Task description =
All that is required is the number of lines in this listing that hold "JSON".

Data under study =
BEGIN

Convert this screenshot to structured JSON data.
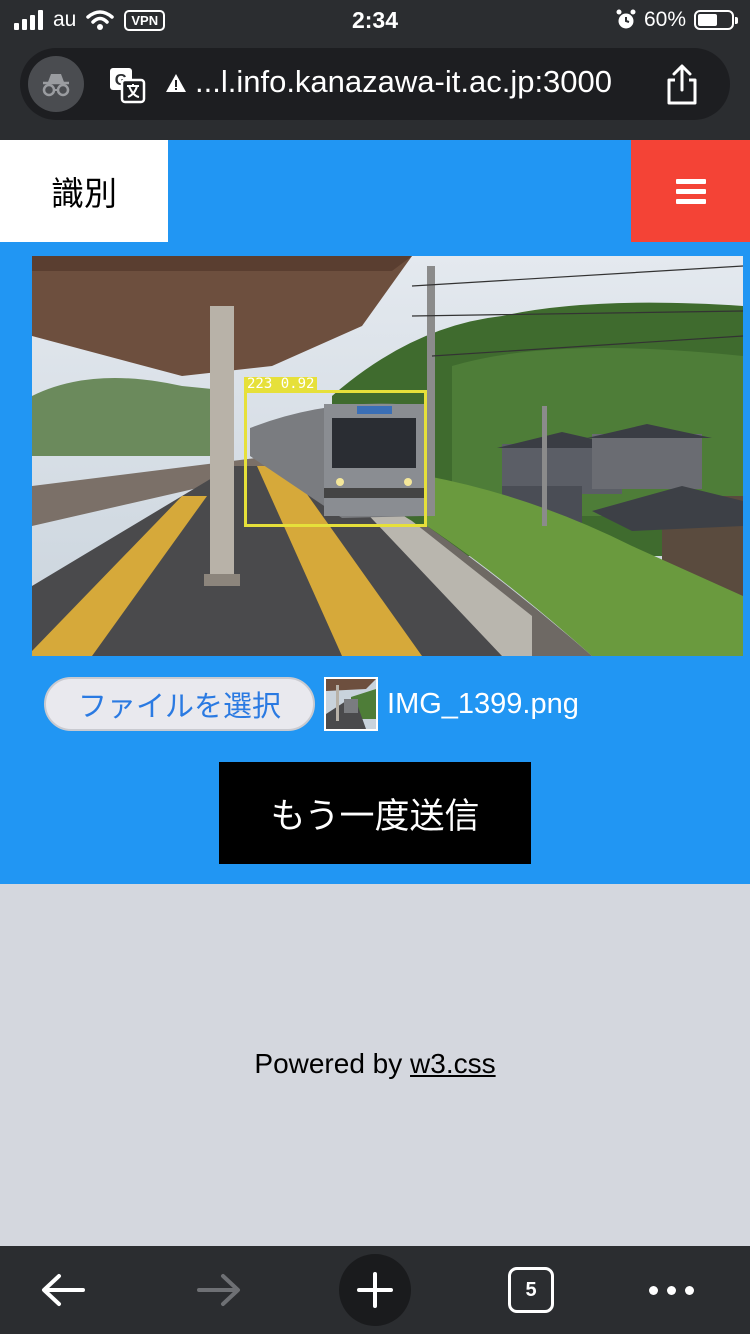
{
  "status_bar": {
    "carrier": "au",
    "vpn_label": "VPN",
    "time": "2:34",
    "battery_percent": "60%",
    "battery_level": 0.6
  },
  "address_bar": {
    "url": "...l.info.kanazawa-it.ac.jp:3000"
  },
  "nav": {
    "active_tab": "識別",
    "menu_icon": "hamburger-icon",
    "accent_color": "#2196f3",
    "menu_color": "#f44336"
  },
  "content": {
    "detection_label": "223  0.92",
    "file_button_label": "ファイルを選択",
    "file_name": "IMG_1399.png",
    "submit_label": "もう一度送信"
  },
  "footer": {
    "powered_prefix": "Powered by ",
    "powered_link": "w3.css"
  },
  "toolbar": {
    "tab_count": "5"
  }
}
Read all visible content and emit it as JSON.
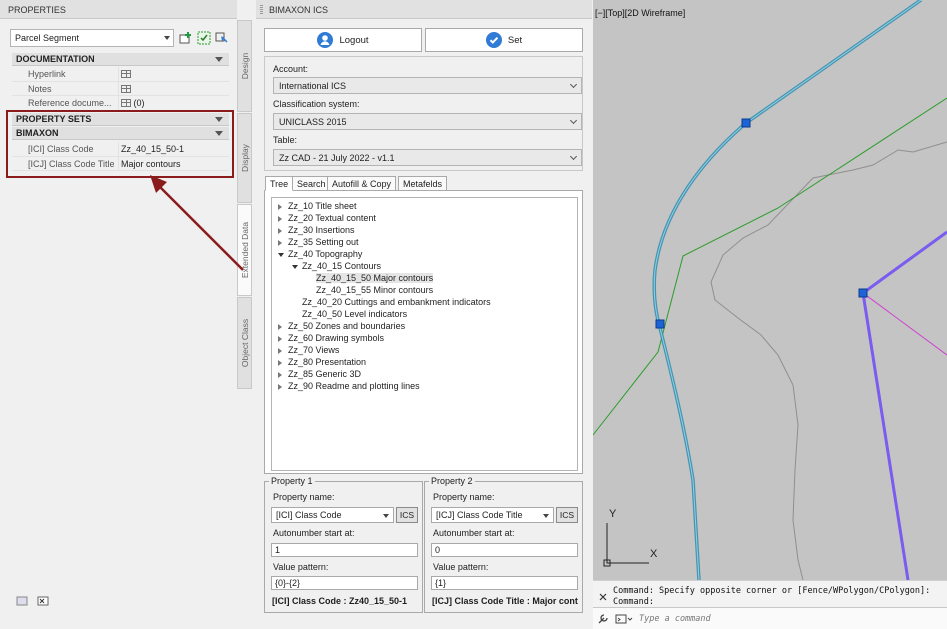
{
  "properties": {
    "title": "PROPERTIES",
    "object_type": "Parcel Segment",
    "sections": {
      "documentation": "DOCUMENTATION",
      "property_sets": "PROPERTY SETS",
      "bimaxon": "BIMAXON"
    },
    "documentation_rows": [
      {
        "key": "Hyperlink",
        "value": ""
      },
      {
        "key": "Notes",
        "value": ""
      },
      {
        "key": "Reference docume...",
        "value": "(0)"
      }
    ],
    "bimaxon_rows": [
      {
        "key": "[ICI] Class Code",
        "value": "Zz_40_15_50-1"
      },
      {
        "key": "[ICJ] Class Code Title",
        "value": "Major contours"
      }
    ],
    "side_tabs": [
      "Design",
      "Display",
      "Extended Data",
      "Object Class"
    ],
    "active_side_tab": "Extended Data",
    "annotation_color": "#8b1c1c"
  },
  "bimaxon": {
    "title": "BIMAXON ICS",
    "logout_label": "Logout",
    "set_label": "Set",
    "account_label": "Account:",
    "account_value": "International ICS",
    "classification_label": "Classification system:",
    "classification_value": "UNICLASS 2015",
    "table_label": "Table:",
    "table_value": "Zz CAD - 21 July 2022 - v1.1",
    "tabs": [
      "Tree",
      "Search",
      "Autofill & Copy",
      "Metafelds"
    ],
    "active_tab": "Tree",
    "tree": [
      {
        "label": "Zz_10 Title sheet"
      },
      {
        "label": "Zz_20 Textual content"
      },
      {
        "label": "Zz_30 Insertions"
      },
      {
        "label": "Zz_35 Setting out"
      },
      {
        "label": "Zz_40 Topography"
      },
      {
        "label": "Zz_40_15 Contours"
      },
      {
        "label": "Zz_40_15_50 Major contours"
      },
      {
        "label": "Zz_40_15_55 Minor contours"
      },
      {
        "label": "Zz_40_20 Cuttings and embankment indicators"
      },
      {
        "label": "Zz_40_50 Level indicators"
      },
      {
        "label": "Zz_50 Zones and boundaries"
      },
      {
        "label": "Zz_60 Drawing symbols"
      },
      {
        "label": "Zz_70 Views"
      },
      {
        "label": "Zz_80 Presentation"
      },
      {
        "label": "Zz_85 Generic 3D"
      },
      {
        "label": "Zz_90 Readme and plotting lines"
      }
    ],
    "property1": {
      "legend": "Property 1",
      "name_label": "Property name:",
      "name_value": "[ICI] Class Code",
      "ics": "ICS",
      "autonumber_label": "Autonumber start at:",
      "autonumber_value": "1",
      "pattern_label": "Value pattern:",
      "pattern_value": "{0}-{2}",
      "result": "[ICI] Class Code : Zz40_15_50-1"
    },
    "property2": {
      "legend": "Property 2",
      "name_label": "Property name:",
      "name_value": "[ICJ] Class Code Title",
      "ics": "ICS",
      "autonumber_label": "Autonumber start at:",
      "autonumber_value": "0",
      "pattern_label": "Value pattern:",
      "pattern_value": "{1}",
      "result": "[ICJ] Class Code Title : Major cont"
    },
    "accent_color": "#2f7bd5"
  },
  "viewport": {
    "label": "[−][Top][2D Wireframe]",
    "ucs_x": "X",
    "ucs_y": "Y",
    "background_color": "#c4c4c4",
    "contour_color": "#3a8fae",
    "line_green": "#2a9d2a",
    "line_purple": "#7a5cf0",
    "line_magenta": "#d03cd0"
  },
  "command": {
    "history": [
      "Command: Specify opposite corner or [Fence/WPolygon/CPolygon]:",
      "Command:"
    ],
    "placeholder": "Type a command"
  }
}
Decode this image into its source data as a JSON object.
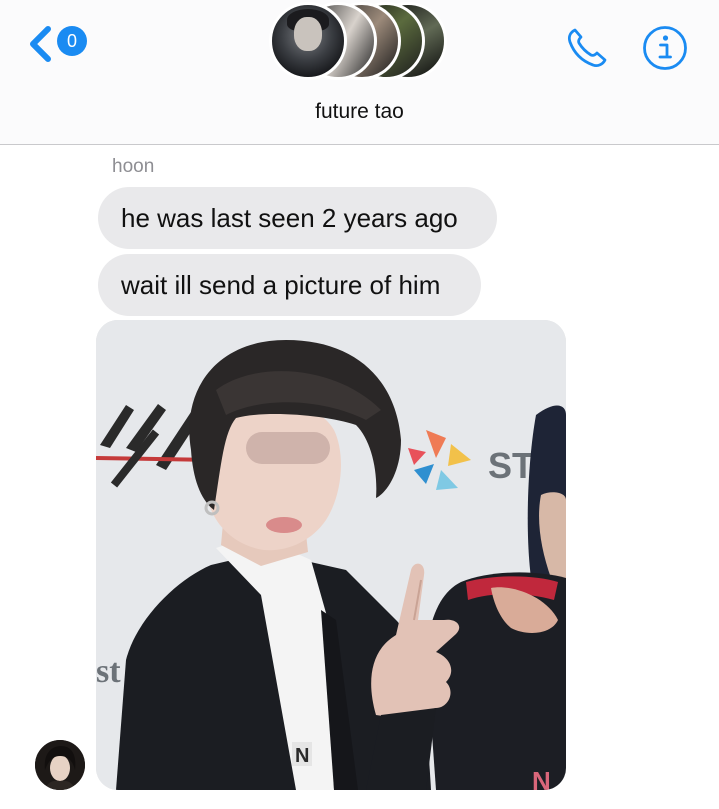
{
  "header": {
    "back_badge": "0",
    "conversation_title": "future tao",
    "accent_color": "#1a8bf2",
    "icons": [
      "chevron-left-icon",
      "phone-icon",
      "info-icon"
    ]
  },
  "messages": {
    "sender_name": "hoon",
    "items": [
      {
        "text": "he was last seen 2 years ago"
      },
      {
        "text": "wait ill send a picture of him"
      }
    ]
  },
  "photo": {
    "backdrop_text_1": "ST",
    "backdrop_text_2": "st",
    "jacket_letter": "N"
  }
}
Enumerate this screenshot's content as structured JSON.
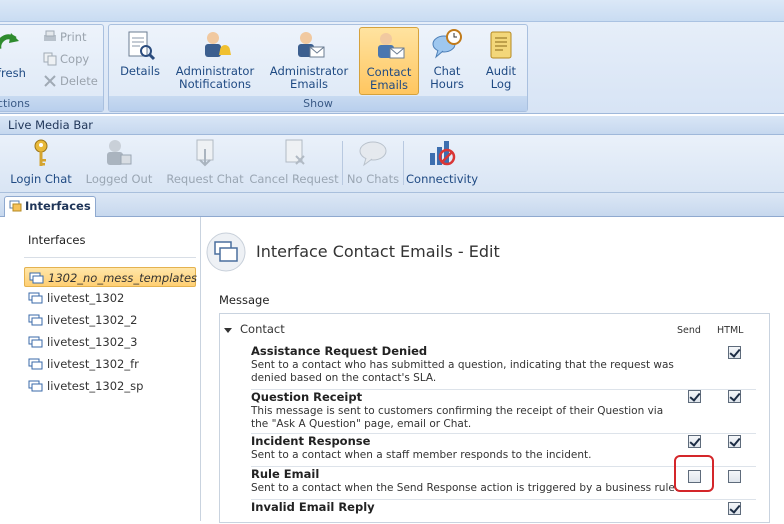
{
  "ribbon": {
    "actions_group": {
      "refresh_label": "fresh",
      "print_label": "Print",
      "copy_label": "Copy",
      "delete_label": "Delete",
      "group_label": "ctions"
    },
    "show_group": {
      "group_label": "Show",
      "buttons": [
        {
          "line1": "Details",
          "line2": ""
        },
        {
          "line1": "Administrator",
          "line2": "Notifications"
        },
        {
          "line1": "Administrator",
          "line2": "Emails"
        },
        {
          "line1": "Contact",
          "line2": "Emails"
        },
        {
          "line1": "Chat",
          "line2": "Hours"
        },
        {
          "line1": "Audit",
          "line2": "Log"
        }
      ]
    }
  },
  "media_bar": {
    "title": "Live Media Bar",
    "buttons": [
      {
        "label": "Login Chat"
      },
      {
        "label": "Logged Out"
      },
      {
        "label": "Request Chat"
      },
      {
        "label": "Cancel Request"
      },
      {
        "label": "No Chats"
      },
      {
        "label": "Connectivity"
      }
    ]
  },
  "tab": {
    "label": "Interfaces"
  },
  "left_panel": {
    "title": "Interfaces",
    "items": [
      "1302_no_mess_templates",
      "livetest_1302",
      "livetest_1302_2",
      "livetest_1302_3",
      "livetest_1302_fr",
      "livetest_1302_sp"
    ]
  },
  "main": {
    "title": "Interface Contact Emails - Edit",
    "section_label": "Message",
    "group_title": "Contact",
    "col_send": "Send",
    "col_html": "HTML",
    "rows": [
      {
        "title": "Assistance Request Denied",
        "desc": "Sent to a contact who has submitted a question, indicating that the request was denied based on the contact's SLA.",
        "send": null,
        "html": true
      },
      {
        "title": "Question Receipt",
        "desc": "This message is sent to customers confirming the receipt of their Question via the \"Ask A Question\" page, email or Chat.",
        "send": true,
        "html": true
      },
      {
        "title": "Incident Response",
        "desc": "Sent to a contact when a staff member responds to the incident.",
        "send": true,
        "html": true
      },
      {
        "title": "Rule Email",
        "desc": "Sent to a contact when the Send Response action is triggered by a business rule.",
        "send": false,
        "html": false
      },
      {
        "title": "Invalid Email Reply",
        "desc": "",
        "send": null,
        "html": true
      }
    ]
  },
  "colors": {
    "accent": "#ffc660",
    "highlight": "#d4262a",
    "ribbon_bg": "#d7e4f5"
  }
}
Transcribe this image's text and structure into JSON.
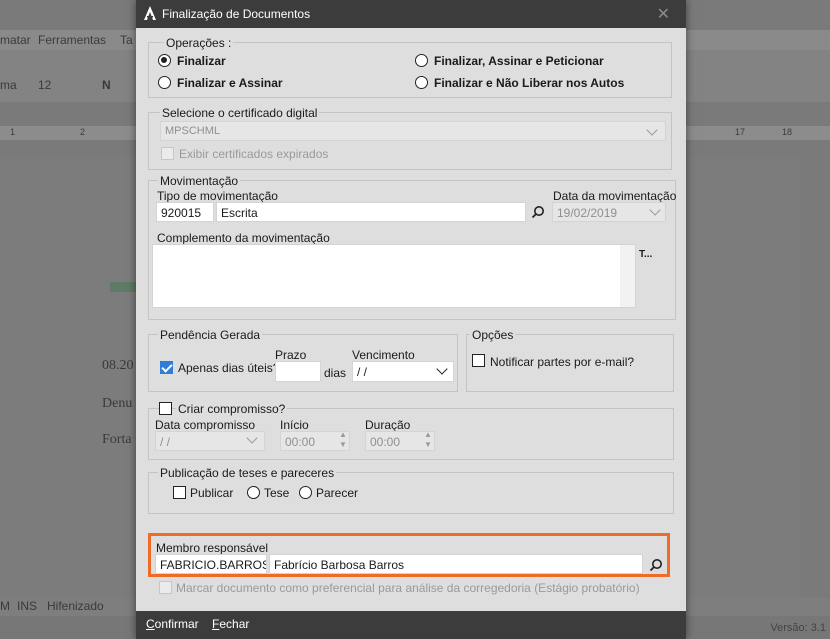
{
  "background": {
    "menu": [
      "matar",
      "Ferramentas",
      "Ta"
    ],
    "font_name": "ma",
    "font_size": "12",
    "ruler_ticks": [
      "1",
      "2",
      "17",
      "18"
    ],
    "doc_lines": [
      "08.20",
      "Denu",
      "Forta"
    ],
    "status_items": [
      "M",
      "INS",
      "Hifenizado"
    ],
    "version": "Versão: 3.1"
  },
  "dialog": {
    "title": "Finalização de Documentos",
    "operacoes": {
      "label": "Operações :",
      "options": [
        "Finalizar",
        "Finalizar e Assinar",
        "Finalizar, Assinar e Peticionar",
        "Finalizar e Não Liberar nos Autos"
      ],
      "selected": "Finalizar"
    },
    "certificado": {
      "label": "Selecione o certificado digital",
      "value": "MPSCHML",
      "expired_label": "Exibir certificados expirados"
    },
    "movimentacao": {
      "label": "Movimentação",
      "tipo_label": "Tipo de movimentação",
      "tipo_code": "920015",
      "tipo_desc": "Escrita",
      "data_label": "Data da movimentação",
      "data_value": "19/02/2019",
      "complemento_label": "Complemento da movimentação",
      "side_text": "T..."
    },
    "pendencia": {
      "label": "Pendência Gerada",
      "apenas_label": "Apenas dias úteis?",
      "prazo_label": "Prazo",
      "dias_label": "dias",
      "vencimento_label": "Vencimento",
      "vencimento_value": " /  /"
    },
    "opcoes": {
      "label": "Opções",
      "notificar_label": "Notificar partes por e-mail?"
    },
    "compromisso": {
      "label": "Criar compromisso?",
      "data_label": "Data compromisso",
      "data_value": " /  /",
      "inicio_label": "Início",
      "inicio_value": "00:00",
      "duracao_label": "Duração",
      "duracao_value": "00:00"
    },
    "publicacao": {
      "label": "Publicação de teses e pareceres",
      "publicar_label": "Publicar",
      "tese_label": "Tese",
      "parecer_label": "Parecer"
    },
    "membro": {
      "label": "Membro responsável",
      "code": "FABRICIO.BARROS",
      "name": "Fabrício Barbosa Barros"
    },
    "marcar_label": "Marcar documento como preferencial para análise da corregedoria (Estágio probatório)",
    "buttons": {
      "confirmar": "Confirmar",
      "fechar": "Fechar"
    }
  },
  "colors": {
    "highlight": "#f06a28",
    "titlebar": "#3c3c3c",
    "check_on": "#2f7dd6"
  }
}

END

Solution =
5